Foreign exchange market turnover in the United Kingdom increased by 47 per cent from April 2010 to April 2013. While over the same period, turnover in OTC interest rate derivatives increased by 9 per cent. The United Kingdom remains the single largest centre of foreign exchange activity with 41 per cent of global turnover in April 2013, increasing from 37 per cent in 2010. The United Kingdom also remains the largest centre for OTC interest rate derivatives activity with 49 per cent of global turnover, up from 47 per cent in 2010.
The main findings of the UK survey are:
· Average daily turnover in foreign exchange was $2,726 billion during April 2013, 47 per cent higher than the $1,854 billion recorded for April 2010. The rise was similar when measured at constant 2013 exchange rates. This growth continues the upward trend seen in previous surveys.
· The increase was driven by growth in spot and swap transactions, which rose by 48 and 45 per cent respectively. Foreign exchange swaps remain the largest traded foreign exchange item in the UK and account for 41 per cent of all trades.
· Growth was also reported in all other related foreign exchange instruments (forwards, currency swaps and options), up 49 per cent from April 2010.
· Average daily turnover in OTC interest rate derivatives was $1,348 billion during April 2013, a 9 per cent rise on the $1,235 billion recorded for April 2010. Growth has continued albeit at a lower rate than seen in previous surveys.
· The growth within OTC interest rate derivatives was most pronounced in interest rate forward rate agreements. Average daily turnover increased by 24 per cent, from $382 billion in April 2010 to $473 billion in April 2013, and accounted for 35 per cent of the total OTC interest rate derivatives turnover in April 2013.
The 2013 Q4 issue of the Bank of England Quarterly Bulletin (scheduled for publication on 17 December) will provide further analysis and more comprehensive statistics for the UK.
The BIS is publishing preliminary global results today (see the BIS website at http://www.bis.org/publ/rpfx13.htm
), with a detailed analysis to follow in December 2013. Central banks of many other countries are also publishing their own survey results; links to their websites can be found on the BIS website.Notes to Editors
1. A total of 47 institutions, mainly commercial and investment banks, participated in the UK survey. The same number of institutions participated in the 2010 survey. As with previous surveys, only firms that participate in the inter-dealer market and/or have a large active derivative business with customers were asked to complete the 2013 survey.
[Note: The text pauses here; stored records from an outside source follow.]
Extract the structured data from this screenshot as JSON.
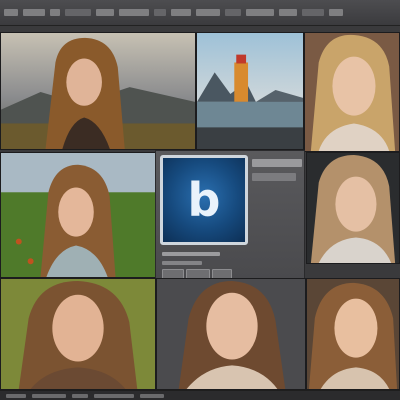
{
  "app": {
    "logo_letter": "b",
    "accent": "#164a7e"
  },
  "menu": {
    "items": [
      "",
      "",
      "",
      "",
      "",
      "",
      "",
      "",
      "",
      "",
      "",
      ""
    ]
  },
  "photos": [
    "portrait-woman-field-sunset",
    "lighthouse-landscape",
    "portrait-woman-blonde",
    "portrait-woman-meadow",
    "portrait-woman-wavy-hair",
    "portrait-woman-autumn",
    "portrait-woman-brunette",
    "portrait-woman-smile"
  ]
}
Small institutions were not asked to participate in order to reduce their reporting burden. For those institutions active in the UK market but not participating in the survey, their transactions with participating institutions will have been recorded by those institutions.
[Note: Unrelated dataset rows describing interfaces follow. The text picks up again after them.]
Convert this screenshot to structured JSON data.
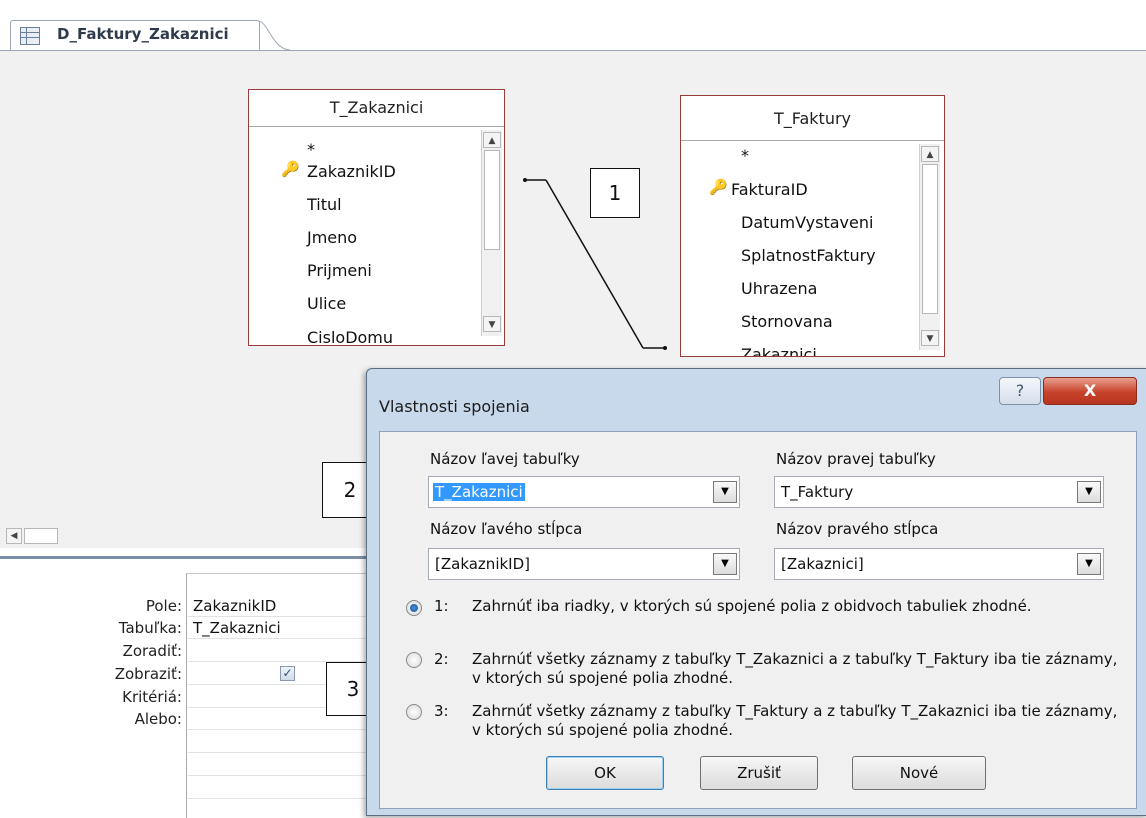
{
  "tab": {
    "title": "D_Faktury_Zakaznici"
  },
  "tables": [
    {
      "name": "T_Zakaznici",
      "fields": [
        "*",
        "ZakaznikID",
        "Titul",
        "Jmeno",
        "Prijmeni",
        "Ulice",
        "CisloDomu"
      ],
      "primary_key": "ZakaznikID"
    },
    {
      "name": "T_Faktury",
      "fields": [
        "*",
        "FakturaID",
        "DatumVystaveni",
        "SplatnostFaktury",
        "Uhrazena",
        "Stornovana",
        "Zakaznici"
      ],
      "primary_key": "FakturaID"
    }
  ],
  "callouts": [
    "1",
    "2",
    "3"
  ],
  "grid": {
    "row_labels": [
      "Pole:",
      "Tabuľka:",
      "Zoradiť:",
      "Zobraziť:",
      "Kritériá:",
      "Alebo:"
    ],
    "values": {
      "pole": "ZakaznikID",
      "tabulka": "T_Zakaznici",
      "zobrazit": true
    }
  },
  "dialog": {
    "title": "Vlastnosti spojenia",
    "help_label": "?",
    "close_label": "X",
    "left_table_label": "Názov ľavej tabuľky",
    "left_table_value": "T_Zakaznici",
    "right_table_label": "Názov pravej tabuľky",
    "right_table_value": "T_Faktury",
    "left_column_label": "Názov ľavého stĺpca",
    "left_column_value": "[ZakaznikID]",
    "right_column_label": "Názov pravého stĺpca",
    "right_column_value": "[Zakaznici]",
    "options": [
      {
        "num": "1:",
        "text": "Zahrnúť iba riadky, v ktorých sú spojené polia z obidvoch tabuliek zhodné.",
        "selected": true
      },
      {
        "num": "2:",
        "text": "Zahrnúť všetky záznamy z tabuľky T_Zakaznici a z tabuľky T_Faktury iba tie záznamy, v ktorých sú spojené polia zhodné.",
        "selected": false
      },
      {
        "num": "3:",
        "text": "Zahrnúť všetky záznamy z tabuľky T_Faktury a z tabuľky T_Zakaznici iba tie záznamy, v ktorých sú spojené polia zhodné.",
        "selected": false
      }
    ],
    "buttons": {
      "ok": "OK",
      "cancel": "Zrušiť",
      "new": "Nové"
    }
  },
  "icons": [
    "table-icon",
    "key-icon",
    "scroll-up-icon",
    "scroll-down-icon",
    "scroll-left-icon",
    "dropdown-arrow-icon",
    "checkbox-check-icon",
    "help-icon",
    "close-icon"
  ]
}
2. For the twenty one business days in April 2013, participants were asked to provide details of their gross turnover in each market, broken down between specified categories of currency, transaction and counterparty. Gross turnover (measured in nominal values) is defined as the absolute total value of all deals entered into during the month - i.e. there is no netting of purchases against sales. Data were requested in terms of US dollar equivalents, rounded to the nearest million.
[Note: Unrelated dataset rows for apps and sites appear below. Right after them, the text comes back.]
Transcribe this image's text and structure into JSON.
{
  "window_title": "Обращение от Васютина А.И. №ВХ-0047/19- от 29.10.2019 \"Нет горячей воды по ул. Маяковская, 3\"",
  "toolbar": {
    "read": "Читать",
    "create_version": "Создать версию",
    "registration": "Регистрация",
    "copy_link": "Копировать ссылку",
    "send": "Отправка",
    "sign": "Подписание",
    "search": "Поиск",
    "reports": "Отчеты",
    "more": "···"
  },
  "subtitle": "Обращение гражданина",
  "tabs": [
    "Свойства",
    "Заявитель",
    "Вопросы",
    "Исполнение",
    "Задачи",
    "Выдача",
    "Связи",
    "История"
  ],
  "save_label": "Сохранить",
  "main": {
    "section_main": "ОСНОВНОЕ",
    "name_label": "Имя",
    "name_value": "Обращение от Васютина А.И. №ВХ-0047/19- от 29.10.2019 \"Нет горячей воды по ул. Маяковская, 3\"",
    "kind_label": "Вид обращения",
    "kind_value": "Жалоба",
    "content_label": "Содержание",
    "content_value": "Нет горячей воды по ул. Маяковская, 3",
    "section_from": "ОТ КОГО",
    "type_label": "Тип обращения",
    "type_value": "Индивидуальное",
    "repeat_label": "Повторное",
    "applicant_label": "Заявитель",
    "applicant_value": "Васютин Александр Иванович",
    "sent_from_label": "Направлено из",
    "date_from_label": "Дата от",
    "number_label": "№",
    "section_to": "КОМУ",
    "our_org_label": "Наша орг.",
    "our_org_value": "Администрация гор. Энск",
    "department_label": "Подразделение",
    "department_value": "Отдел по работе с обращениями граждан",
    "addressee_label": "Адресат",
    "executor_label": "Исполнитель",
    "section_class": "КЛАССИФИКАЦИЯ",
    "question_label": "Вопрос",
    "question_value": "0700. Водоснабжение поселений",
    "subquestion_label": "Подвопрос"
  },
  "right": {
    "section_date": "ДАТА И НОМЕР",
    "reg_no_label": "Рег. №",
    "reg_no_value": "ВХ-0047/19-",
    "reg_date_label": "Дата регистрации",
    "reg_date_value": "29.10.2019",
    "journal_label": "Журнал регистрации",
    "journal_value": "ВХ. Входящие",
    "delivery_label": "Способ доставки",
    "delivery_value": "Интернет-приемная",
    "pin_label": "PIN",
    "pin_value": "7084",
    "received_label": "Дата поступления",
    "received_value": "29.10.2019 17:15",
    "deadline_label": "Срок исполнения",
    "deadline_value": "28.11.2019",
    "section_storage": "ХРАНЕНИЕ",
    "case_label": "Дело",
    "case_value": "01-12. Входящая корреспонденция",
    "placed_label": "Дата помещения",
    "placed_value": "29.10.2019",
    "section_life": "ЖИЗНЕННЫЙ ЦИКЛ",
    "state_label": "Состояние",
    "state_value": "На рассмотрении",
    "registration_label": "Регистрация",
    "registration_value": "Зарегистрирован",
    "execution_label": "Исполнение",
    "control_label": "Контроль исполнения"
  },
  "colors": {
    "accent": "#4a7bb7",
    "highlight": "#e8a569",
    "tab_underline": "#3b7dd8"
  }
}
3. The basis of reporting was the location of the sales desk of the trade, as in the previous three surveys.
4. In the United Kingdom an adjustment is made for the fact that trades between participants in the UK survey will have been reported by both parties to the transaction; other countries have also adjusted their data in this way. The BIS have, in addition, adjusted the global data for cross-border double counting prior to publication today. Aggregating published national results would overstate global turnover due to cross-border double counting.
5. Since October 2004, the Foreign Exchange Joint Standing Committee (FXJSC) has been publishing a turnover survey for the United Kingdom every six months, based on a smaller sample of 30 banks. That survey is very similar to the triennial survey except that the reporting basis is the location of trading desks. Further details of the FXJSC can be found at:
The April 2013 FXJSC turnover survey can be found at:
Market committees in other major financial centres (including New York, Singapore, Canada, Tokyo and Australia) also publish more frequent surveys and details of their publications can be found in the FXJSC release.
6. Triennial surveys before 2010 used the expression "traditional foreign exchange markets" to refer to spot transactions, outright forwards and foreign exchange swaps. This expression excludes currency swaps and currency options, which are included under OTC instruments. Beginning with the 2010 survey, the expression "global foreign exchange markets" includes all five foreign exchange instruments. Turnover in foreign exchange markets is shown in Tables 1 to 4 while turnover in interest rate derivatives is shown in Tables 5 to 7.